Φιλολoγικά/Philologica : Whose Work - Humanly Speaking - is the Haydock Commentary?
I have no idea who condemned "biblical fundamentalism" as a heresy, only it was NOT Pope Pius IX or Pope Leo XIII or Pope St Pius X. Also I have no idea when "the Church is the pillar and foundation of truth" became loaded with issues such as "contemporary church teaching"...
I think Kent Hovind might enter heaven well before Fr. Felix Just, S.J., Ph.D. - if the latter gets there at all, that is.
Then I tried to post this, all I wrote above.
|You do not have permission to post on this thread|
Then I looked from Fr. Felix Just, S.J., Ph.D. to Jimmy Akin. The comments are already closed, so I cannot answer there.
Here is a quote from the blog post:
The dates he gives for the earlier events in the Chronology are probably not right, and in any event we wouldn't claim today to be able to establish these dates with the exact precision that he did. In one case–the date of the Exodus–modern biblical scholars have generally dated it a couple centuries after the traditional date.

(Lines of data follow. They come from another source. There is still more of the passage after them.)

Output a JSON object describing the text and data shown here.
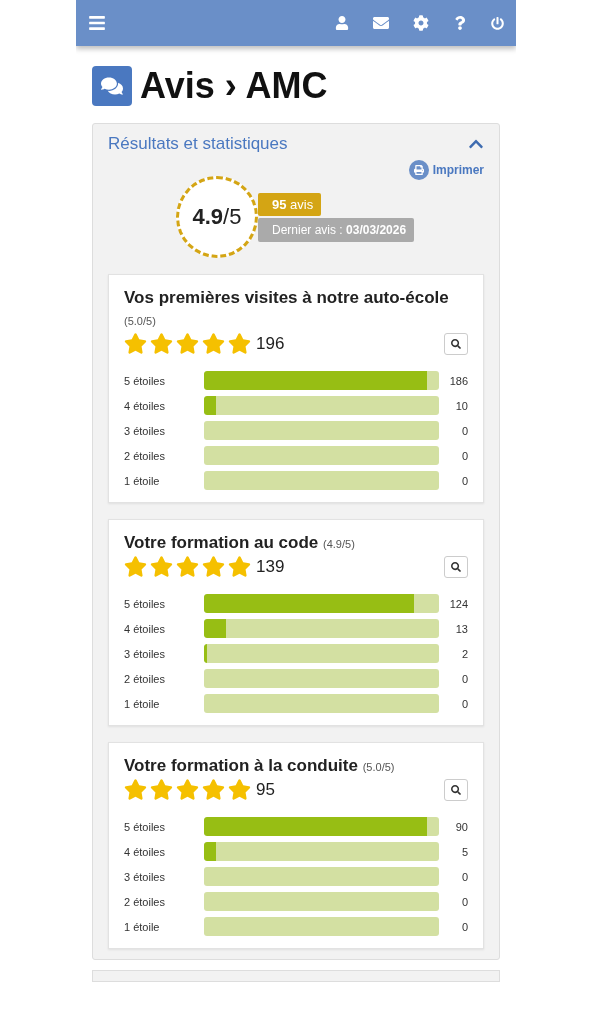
{
  "page_title": {
    "section": "Avis",
    "separator": "›",
    "name": "AMC"
  },
  "panel": {
    "title": "Résultats et statistiques",
    "expanded": true,
    "print_label": "Imprimer",
    "score": {
      "value": "4.9",
      "max": "/5"
    },
    "reviews_badge": "**95** avis",
    "last_review": "Dernier avis : **03/03/2026**"
  },
  "cards": [
    {
      "title": "Vos premières visites à notre auto-école",
      "rating": "(5.0/5)",
      "stars": 5,
      "total": "196",
      "rows": [
        {
          "label": "5 étoiles",
          "count": "186",
          "level": 0.949
        },
        {
          "label": "4 étoiles",
          "count": "10",
          "level": 0.051
        },
        {
          "label": "3 étoiles",
          "count": "0"
        },
        {
          "label": "2 étoiles",
          "count": "0"
        },
        {
          "label": "1 étoile",
          "count": "0"
        }
      ]
    },
    {
      "title": "Votre formation au code",
      "rating": "(4.9/5)",
      "stars": 5,
      "total": "139",
      "rows": [
        {
          "label": "5 étoiles",
          "count": "124",
          "level": 0.892
        },
        {
          "label": "4 étoiles",
          "count": "13",
          "level": 0.094
        },
        {
          "label": "3 étoiles",
          "count": "2",
          "level": 0.014
        },
        {
          "label": "2 étoiles",
          "count": "0"
        },
        {
          "label": "1 étoile",
          "count": "0"
        }
      ]
    },
    {
      "title": "Votre formation à la conduite",
      "rating": "(5.0/5)",
      "stars": 5,
      "total": "95",
      "rows": [
        {
          "label": "5 étoiles",
          "count": "90",
          "level": 0.947
        },
        {
          "label": "4 étoiles",
          "count": "5",
          "level": 0.053
        },
        {
          "label": "3 étoiles",
          "count": "0"
        },
        {
          "label": "2 étoiles",
          "count": "0"
        },
        {
          "label": "1 étoile",
          "count": "0"
        }
      ]
    }
  ]
}
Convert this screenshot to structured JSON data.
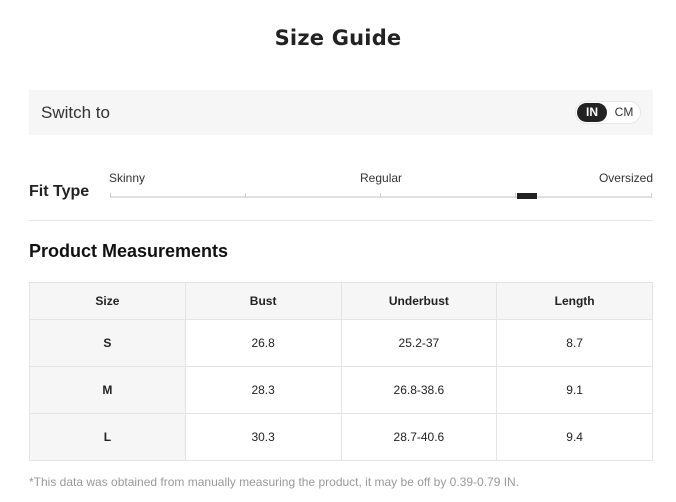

Here is in full a publicity on top of his blog. It also includes my answer to the quote I just gave, so I will quote it:
Start reading Jimmy's best-selling book The Fathers Know Best in under a minute!
If you believe that The Fathers Know Best, you will obviously support anno mundi date 5199 against Ussher's 4004 fr the birth year of Our Lord. But you will equally support it against the "unknown ages" stuff.
Now, there is a problem also with the Exodus revision. Dating Exodus to 13th C. BC implies more or less making Ramses II the Pharao of the Exodus - which arguably he was not. He has a grave in Egypt, not a corpse in the Red Sea for one. And for another, the Hyksos invasion fits in very well with an Egypt that lacks an army, while the Hyksos tyranny was the perfect occasion to forget traumatisation by the Ten Plagues brought on by Moses through traumatisation by a harsh tyranny. A "fundie" Egyptologist has identified Moses as Amenemhet IV (up to when he hit the Egyptian, that is, and probably rather than with perfect certainty***) - which if anything would bring the Exodus further back than 1510 years BC. His conclusion is that Egyptian time line needs crushing. With Exodus in 1510 BC Egyptian timeline still needs crushing but less than according to Protestant or Jewish Bibles.
I can relate this issue to my general distaste for "OF", since "OF" also removed a few Saints from the Calendar, not as was suggested on a morning when I was too tired to really notice because names were little in use, but in reality because some Saints, such as Philomena or Christopher or Barbara were deemed by commissionaries as "too uncertain", which they had obviously not been to the judgement of previous Catholic scholarship of previous centuries. And Christopher and Barbara are a bit more popular than Paphnutius (who would however sound better in French than in Anglicised Latin form).
Rainer Maria Rilke Library
St Sylvester, Pope
[who may well have cured
Constantine of leprosy]
* Christmas Proclamation
[on Catholic resources, by Fr. Felix Just, S.J., Ph.D.]
** Bad Liturgical News, Folks
[on Jimmy Akin's blog]
*** CMI : Egyptian history and the biblical record: a perfect match?
By Daniel Anderson
Published: 23 January 2007
I usually link to articles in the above format, same for CMI as for any other link including my own, but since they have a logo, for linking, here is one to their site in general. I have some cautions, notably when they defend Malthus and Galileo, and of course they would prone Ussher rather than Septuagint based Chronologies like Roman Martyrology, or rather actually do so, but often they are a very good resource:
Just think of it, if George Orwell had waited to 1949 with publishing and called the novel 1994, he would have hit the nail for the "newspeak" date!